1917 was a bad year for vice in America. The country was pouring its last legal drinks before Prohibition, and a crusade against louche, explicit novels was gaining steam. Critics blamed “a certain element in the publishing business“ and “persons with alien names and frankly alien standards.” By being coy, they made their biases obvious. Some filth could be tolerated, but filth produced by Jews — that crossed the line.
Such is the situation documented in Unclean Lips: Jews, Obscenity, and American Culture, which tells of the risks Jewish writers faced if they dabbled in obscenity. And they were serious. One place you never want to see your name is beside the words v. United States in a court document, yet that was far more likely for Roths, Ginsburgs, and Mishkins than for Smiths, Joneses, and Johnsons. In the 1930s, a stunning 90% of arrests for obscenity involved Jews. Free speech, in other words, was hardly free for these maverick writers and their publishers.
Josh Lambert, a young literature scholar who has taught at NYU, does an excellent job of chronicling their travails. But he’s less adept at divining their motives. “American Jews,” he writes, “often engaged with obscenity for precisely the same reasons” as other Americans: “To make money, to seek sexual gratification, to express antisocial rage.” Yet elsewhere he suggests another reason — the desire for prestige. A single succes de scandale could “transform an unknown publisher into a cultural hero.” And it could elevate a young novelist’s reputation.

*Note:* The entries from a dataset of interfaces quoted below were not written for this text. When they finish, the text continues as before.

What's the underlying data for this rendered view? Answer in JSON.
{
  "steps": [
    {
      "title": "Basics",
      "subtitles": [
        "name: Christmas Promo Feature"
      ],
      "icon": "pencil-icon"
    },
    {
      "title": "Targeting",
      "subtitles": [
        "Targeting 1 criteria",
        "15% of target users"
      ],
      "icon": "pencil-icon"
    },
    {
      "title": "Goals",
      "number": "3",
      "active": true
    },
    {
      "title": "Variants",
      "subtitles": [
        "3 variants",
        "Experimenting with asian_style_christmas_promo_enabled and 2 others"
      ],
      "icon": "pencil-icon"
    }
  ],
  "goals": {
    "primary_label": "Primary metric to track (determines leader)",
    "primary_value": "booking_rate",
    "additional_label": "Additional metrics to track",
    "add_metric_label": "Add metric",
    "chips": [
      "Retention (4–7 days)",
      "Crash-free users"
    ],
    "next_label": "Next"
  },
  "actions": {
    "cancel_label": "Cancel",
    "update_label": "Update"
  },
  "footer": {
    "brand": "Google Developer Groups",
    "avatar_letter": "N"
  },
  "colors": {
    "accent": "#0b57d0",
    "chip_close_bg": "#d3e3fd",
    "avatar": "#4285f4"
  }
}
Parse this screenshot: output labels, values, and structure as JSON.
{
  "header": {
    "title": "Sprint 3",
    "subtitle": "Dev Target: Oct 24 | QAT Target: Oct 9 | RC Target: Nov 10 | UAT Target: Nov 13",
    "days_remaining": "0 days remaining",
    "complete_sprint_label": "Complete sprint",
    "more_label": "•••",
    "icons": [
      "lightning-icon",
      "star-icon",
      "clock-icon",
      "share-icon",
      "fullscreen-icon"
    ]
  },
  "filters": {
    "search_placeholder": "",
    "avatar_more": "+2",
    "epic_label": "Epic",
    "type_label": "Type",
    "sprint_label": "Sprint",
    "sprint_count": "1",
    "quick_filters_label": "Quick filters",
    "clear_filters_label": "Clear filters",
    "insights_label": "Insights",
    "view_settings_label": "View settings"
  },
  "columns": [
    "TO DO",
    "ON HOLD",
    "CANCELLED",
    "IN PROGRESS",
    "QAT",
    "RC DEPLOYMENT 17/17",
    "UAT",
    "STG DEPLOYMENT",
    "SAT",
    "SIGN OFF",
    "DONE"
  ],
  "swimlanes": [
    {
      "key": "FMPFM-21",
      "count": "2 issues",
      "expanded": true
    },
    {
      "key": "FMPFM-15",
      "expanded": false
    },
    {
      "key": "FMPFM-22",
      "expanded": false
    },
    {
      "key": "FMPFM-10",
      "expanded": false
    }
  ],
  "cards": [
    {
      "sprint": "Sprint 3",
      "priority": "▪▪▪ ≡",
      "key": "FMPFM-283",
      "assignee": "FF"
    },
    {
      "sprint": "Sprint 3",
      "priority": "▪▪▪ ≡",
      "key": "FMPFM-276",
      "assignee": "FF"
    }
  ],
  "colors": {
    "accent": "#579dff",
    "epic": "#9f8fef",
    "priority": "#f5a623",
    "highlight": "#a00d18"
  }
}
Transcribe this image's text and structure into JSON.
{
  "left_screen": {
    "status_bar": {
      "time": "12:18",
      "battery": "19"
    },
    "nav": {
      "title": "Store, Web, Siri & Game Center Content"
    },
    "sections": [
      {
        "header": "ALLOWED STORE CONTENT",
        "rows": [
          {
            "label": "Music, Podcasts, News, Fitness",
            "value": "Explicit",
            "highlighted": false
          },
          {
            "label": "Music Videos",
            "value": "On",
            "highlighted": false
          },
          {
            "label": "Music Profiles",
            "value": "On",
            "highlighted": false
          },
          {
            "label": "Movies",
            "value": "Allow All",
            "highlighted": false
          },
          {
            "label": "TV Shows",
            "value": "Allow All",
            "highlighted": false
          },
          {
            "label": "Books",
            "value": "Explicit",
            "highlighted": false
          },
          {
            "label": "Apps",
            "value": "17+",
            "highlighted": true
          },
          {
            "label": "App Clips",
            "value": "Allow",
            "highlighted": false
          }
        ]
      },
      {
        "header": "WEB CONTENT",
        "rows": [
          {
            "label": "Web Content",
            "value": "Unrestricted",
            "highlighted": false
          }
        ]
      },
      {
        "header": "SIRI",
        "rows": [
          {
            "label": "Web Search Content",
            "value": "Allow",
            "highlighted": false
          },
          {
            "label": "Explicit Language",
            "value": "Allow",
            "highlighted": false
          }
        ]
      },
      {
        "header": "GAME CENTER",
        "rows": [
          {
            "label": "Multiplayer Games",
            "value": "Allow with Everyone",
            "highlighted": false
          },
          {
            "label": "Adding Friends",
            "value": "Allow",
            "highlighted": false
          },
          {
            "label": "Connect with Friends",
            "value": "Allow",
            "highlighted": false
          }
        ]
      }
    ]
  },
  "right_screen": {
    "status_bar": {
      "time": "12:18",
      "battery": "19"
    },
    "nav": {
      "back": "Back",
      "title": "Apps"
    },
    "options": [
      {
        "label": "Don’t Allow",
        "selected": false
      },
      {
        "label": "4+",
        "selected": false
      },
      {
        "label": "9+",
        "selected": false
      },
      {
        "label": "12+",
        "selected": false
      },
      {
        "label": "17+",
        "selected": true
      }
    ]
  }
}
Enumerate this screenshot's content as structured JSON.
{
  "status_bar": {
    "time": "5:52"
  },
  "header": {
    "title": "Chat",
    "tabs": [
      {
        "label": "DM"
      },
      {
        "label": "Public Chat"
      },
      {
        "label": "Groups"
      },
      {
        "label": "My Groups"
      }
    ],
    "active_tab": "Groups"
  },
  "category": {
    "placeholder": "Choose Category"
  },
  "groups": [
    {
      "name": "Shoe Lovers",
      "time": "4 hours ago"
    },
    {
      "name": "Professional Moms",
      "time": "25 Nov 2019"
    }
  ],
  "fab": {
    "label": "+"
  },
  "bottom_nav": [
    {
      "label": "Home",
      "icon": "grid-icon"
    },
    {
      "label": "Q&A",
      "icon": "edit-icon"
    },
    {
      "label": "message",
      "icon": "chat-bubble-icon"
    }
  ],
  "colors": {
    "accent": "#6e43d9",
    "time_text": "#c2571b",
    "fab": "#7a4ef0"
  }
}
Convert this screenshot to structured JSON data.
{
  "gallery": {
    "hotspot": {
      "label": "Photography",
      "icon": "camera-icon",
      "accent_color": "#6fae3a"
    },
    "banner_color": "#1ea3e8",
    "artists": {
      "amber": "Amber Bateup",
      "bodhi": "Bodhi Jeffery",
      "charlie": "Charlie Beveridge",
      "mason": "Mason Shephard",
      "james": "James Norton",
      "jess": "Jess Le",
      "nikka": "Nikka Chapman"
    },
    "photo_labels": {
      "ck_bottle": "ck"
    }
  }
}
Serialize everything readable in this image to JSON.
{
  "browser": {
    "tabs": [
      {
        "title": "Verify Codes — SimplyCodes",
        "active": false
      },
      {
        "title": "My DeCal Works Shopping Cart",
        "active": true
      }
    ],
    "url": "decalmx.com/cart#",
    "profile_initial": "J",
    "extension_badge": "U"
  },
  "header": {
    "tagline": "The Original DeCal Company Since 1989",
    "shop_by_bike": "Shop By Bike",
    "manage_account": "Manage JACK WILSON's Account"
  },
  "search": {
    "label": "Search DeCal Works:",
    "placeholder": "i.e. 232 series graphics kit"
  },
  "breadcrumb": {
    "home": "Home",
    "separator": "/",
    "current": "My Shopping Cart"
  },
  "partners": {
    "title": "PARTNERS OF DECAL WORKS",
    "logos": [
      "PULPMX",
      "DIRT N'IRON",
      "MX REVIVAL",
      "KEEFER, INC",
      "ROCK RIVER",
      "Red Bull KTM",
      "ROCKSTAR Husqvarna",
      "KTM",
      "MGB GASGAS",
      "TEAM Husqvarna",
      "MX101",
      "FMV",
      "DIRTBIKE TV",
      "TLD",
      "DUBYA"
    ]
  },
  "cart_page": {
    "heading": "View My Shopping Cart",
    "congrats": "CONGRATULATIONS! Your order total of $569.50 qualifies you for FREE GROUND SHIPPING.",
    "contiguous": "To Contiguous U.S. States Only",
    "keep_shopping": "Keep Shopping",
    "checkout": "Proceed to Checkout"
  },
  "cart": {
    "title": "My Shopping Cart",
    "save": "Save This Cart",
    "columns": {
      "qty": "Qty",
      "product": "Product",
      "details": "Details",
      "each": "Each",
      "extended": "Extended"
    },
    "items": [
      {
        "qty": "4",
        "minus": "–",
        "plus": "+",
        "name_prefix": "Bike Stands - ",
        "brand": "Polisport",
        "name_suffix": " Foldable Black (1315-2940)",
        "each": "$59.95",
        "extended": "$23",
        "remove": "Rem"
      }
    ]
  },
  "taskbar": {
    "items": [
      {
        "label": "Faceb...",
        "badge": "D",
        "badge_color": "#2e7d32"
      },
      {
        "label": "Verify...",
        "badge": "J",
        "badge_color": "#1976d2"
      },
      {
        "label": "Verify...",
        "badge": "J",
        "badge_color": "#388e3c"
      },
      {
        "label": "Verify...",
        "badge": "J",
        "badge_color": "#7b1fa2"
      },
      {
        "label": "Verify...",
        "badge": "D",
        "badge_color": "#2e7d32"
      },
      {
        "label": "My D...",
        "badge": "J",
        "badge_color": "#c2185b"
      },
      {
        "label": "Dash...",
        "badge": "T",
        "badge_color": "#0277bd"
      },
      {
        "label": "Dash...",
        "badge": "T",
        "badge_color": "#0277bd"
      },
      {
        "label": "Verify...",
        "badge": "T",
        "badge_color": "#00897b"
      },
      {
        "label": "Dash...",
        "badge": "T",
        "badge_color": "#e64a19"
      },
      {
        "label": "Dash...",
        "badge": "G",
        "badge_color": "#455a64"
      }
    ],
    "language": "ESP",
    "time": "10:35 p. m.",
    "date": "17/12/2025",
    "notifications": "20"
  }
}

One can imagine other reasons to write dirty — for effect; for verisimilitude; for the heck of it. But never mind. Lambert’s short monograph is consistently interesting and well-written, and it shows exactly how these brash and provocative writers, from Henry Roth to Philip Roth, stared down the prudish, puritanical forces of censorship, and chipped away at free speech restrictions. They did it the least sexy way imaginable. Slowly, one four-letter word at a time, line after unquotable line.